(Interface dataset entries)
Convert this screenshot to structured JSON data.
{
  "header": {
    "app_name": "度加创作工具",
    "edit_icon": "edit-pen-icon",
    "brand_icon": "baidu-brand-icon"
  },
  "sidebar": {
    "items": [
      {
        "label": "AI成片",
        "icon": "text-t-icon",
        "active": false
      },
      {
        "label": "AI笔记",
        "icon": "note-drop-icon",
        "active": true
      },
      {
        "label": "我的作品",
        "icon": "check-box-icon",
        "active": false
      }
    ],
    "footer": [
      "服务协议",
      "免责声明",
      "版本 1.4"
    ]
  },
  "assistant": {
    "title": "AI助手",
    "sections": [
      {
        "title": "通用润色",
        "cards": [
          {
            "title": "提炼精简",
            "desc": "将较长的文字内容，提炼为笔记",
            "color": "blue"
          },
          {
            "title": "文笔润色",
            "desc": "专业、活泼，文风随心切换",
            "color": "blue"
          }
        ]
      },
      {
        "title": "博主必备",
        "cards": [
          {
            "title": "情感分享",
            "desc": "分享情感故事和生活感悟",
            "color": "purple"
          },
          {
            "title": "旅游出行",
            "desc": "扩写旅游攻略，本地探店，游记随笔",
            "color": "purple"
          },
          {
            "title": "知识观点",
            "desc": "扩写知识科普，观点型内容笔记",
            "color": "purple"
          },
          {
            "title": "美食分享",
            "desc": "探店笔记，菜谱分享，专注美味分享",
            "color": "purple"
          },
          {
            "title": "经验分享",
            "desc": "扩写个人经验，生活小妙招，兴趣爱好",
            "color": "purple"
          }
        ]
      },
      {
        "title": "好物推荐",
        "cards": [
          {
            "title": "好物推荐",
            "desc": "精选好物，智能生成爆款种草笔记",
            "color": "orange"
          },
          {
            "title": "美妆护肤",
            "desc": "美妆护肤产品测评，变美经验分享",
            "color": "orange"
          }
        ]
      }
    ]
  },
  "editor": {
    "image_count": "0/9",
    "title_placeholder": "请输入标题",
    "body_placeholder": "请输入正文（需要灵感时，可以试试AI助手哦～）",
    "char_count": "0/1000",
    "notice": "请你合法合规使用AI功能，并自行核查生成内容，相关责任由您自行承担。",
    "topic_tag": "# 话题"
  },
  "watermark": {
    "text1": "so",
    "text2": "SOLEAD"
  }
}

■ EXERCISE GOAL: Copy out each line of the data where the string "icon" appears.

■ SOLUTION TO THIS PROBLEM:
    "edit_icon": "edit-pen-icon",
    "brand_icon": "baidu-brand-icon"
        "icon": "text-t-icon",
        "icon": "note-drop-icon",
        "icon": "check-box-icon",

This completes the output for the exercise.